Segment Start: DATA TO EXAMINE
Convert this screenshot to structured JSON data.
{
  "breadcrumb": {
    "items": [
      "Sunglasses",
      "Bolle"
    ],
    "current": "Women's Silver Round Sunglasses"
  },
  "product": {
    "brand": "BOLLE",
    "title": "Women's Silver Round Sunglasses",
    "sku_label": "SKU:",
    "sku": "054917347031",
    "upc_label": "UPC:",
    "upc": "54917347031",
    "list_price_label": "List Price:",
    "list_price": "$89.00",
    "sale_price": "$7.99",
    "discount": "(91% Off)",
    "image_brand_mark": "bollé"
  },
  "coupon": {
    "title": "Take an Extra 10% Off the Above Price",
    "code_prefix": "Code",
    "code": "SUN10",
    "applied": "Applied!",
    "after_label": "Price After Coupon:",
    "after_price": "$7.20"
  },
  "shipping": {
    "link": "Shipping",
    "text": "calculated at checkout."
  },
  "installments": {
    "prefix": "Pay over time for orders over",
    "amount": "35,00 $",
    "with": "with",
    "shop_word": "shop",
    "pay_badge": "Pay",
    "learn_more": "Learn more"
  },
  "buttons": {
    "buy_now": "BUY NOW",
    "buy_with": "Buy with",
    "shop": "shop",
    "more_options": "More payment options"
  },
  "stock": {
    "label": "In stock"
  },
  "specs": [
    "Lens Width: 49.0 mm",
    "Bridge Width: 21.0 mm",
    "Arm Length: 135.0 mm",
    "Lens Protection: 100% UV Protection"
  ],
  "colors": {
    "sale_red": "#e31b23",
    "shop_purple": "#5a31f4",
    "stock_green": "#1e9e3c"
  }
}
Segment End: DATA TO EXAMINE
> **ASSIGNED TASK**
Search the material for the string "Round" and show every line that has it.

> **TASK RESPONSE**
    "current": "Women's Silver Round Sunglasses"
    "title": "Women's Silver Round Sunglasses",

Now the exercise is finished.